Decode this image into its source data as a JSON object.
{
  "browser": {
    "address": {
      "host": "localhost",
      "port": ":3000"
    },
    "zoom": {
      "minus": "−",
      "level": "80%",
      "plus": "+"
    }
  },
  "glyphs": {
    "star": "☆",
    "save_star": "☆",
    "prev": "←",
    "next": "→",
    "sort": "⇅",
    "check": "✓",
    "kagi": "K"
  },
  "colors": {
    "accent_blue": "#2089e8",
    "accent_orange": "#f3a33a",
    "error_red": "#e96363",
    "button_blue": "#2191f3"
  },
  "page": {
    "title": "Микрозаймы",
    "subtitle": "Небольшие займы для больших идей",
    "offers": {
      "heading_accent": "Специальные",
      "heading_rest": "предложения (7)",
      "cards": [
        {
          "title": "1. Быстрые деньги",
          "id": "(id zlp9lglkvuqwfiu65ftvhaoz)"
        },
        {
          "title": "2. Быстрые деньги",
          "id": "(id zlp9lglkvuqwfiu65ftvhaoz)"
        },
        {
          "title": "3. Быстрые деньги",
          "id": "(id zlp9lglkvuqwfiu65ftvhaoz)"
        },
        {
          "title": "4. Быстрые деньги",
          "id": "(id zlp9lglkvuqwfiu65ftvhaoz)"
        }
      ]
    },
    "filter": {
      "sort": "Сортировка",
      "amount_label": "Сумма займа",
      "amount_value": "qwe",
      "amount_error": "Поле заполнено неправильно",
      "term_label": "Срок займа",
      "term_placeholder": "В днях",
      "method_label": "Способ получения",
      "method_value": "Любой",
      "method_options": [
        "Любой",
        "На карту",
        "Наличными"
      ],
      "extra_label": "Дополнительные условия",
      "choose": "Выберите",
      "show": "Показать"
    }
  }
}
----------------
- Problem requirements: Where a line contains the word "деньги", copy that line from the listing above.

- Problem solution:
          "title": "1. Быстрые деньги",
          "title": "2. Быстрые деньги",
          "title": "3. Быстрые деньги",
          "title": "4. Быстрые деньги",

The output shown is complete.